Cognition. Probably the hardest for me to talk about. Not only because it is emotional difficult, but because we simply do not know. Without the ability to communicate either verbally or by using alternative communication, we simply do not know what the cognitive delay is for Ava. IF there is one. It was first thought that angels were severely cognitively delayed. But as communication efforts have increased through things like communication apps, devices, and systems like PECS and PODD, we are learning that at least some angels are extremely bright. In fact, most of what I know about Ava has come from other angels, older than her, who are able to effectively communicate. They have taught us so much about the challenges and sadness of AS. I don't know what is going on in my daughter's head. She shows us her sass and personality on a daily basis, exhibits her intelligence and problem solving skills all the time. But I don't know what her favorite color is. I don't know if she likes her new shirt or if her shoes hurt her feet. I don't know if she hates what I feed her or if she would rather have chicken than turkey. I just don't know, and she cannot tell me. We are working on communication for Ava, but for now, her world is one of silence and mine is one of guesswork and hope.

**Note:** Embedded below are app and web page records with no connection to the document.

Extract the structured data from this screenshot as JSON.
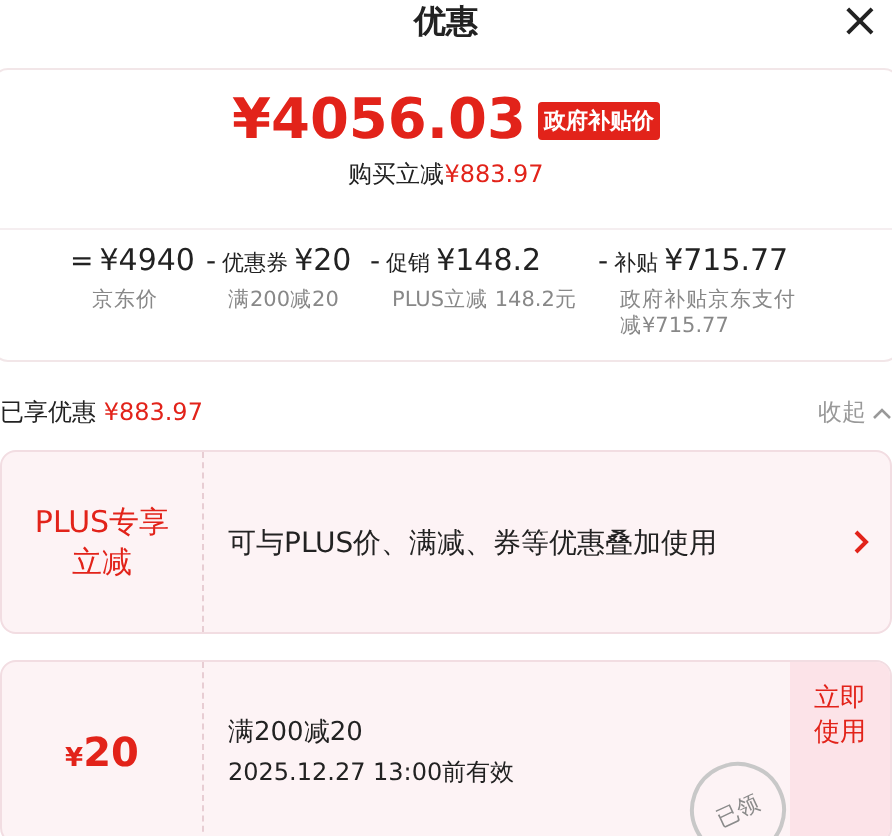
{
  "header": {
    "title": "优惠",
    "close": "×"
  },
  "summary": {
    "price": "¥4056.03",
    "badge": "政府补贴价",
    "saving_label": "购买立减",
    "saving": "¥883.97",
    "breakdown": [
      {
        "op": "=",
        "amount": "¥4940",
        "note": "京东价"
      },
      {
        "op": "-",
        "label": "优惠券",
        "amount": "¥20",
        "note": "满200减20"
      },
      {
        "op": "-",
        "label": "促销",
        "amount": "¥148.2",
        "note": "PLUS立减 148.2元"
      },
      {
        "op": "-",
        "label": "补贴",
        "amount": "¥715.77",
        "note": "政府补贴京东支付减¥715.77"
      }
    ]
  },
  "enjoyed": {
    "label": "已享优惠",
    "amount": "¥883.97",
    "toggle": "收起"
  },
  "offers": [
    {
      "kind": "promo",
      "title": "PLUS专享立减",
      "desc": "可与PLUS价、满减、券等优惠叠加使用"
    },
    {
      "kind": "coupon",
      "currency": "¥",
      "value": "20",
      "title": "满200减20",
      "validity": "2025.12.27 13:00前有效",
      "action": "立即使用",
      "stamp": "已领"
    }
  ]
}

Ava has eight prescription medications and three over the counter medications that she takes daily, most 2 times per day. And that is when she is totally "healthy."

So that is a snapshot of Ava. A snapshot of our lives. So I ask you... if this were your child, your life, would YOU want a cure?! Of course you would. So I ask you all to do me a favor. Today is International Angelman Syndrome Day. And I ask that you please post about Ava and Angelman Syndrome on your social media sites using the hashtag #cureangelman. We are desperately close to an effective treatment- basically a cure- that all that is standing in our way is funding. Please help us raise awareness and funds for our children. Help give Ava a voice.

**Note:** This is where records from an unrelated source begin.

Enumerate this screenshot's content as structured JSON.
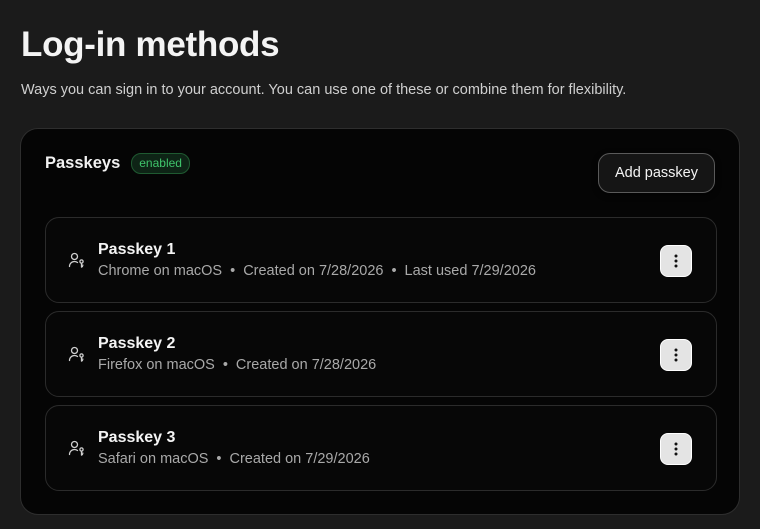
{
  "header": {
    "title": "Log-in methods",
    "subtitle": "Ways you can sign in to your account. You can use one of these or combine them for flexibility."
  },
  "passkeys_card": {
    "title": "Passkeys",
    "status_badge": "enabled",
    "add_button_label": "Add passkey",
    "icons": {
      "item_icon": "user-key-icon",
      "menu_icon": "more-vertical-icon"
    },
    "colors": {
      "badge_text": "#3fc46b",
      "card_background": "#050505",
      "page_background": "#1b1b1b"
    },
    "items": [
      {
        "name": "Passkey 1",
        "browser": "Chrome on macOS",
        "created": "Created on 7/28/2026",
        "last_used": "Last used 7/29/2026"
      },
      {
        "name": "Passkey 2",
        "browser": "Firefox on macOS",
        "created": "Created on 7/28/2026"
      },
      {
        "name": "Passkey 3",
        "browser": "Safari on macOS",
        "created": "Created on 7/29/2026"
      }
    ]
  }
}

Thank you.


Larisa Rodriguez said...

Great blog! My daughter also has Angelman Syndrome, she is 22.

Larisa Rodriguez said...

Great blog! My daughter also has Angelman Syndrome, she is 22.